Example of regional sea level change due to a collapse of the West Antarctic Ice Sheet (after Bamber, Riva, Vermeersen & LeBroq, Science, 324, 901-903, 2009)
Oceans inside icy moons
Water oceans do not only occur on the Earth, but are also present in the interiors of some of the moons of Jupiter and Saturn. Although not directly belonging to the science agenda of NIOZ, the study of these planetary water oceans underneath the surface ice has close resemblances with areas of expertise of NIOZ, ranging from physical oceanography to deep sea habitats and possibly life. This part of my research interests has close connections to my work at the Faculty of Aerospace Engineering and to NWA Route 4 / Origins Center and is partly done at the OCS Department on Texel.
I studied astronomy at Utrecht University and did my PhD in geophysics at the same university. During my postdoc years in Italy (Bologna, Milan) and Germany (Stuttgart) I started to numerically model regional variations of sea level change due to postglacial rebound and other geophysical processes. These models were combined with earth-oriented space observations from gravity and altimetry satellites when I was appointed assistant professor at TU Delft in 1999 and associate professor in 2007. Around the time of the landing of the Huygens probe on Saturn moon Titan in 2005 I became interested in planetary exploration as well.
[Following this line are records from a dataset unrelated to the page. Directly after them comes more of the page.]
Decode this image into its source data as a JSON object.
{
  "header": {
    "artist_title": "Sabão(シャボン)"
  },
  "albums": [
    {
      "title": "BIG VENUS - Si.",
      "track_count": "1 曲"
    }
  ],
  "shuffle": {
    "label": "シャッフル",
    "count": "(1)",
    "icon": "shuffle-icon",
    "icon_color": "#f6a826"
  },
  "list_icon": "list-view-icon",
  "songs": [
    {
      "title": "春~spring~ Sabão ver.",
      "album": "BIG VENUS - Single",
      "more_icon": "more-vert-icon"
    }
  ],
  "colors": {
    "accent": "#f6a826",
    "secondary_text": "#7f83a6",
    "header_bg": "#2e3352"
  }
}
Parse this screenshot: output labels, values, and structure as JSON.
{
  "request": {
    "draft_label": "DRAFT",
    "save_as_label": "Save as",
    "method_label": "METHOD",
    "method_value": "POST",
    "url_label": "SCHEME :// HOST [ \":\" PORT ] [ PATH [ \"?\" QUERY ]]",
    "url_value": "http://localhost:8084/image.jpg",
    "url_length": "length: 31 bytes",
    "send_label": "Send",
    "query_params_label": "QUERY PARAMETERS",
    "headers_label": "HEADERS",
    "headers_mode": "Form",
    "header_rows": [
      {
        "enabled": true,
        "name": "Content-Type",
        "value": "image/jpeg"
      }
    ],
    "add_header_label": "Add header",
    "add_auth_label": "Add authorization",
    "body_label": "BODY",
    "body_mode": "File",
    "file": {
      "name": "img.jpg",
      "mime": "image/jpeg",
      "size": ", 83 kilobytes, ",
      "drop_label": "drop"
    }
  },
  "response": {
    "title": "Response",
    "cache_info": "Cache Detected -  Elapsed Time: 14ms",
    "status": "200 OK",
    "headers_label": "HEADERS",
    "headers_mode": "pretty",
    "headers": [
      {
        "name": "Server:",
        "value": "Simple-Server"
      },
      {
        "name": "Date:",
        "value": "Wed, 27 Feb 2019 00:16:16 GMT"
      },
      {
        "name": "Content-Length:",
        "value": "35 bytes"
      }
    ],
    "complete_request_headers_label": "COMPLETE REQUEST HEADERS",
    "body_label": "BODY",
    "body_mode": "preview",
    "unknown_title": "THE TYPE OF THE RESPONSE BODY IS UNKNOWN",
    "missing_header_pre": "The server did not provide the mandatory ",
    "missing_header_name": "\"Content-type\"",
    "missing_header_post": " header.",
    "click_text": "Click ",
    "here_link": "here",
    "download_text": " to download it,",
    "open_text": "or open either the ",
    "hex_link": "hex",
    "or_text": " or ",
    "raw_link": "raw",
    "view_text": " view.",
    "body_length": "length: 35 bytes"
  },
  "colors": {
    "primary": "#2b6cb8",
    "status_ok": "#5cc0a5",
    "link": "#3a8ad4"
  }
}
This resulted in the establishment of the new TU Delft Chair on Planetary Exploration in 2014, of which I spend 0.7 fte at the Faculty of Aerospace Engineering and 0.1 fte at the Faculty of Civil Engineering & Geosciences. In the meantime, my expertise on sea level change led to the appointment as (then 0.3 fte, now 0.2 fte) Senior Scientist at NIOZ in 2011.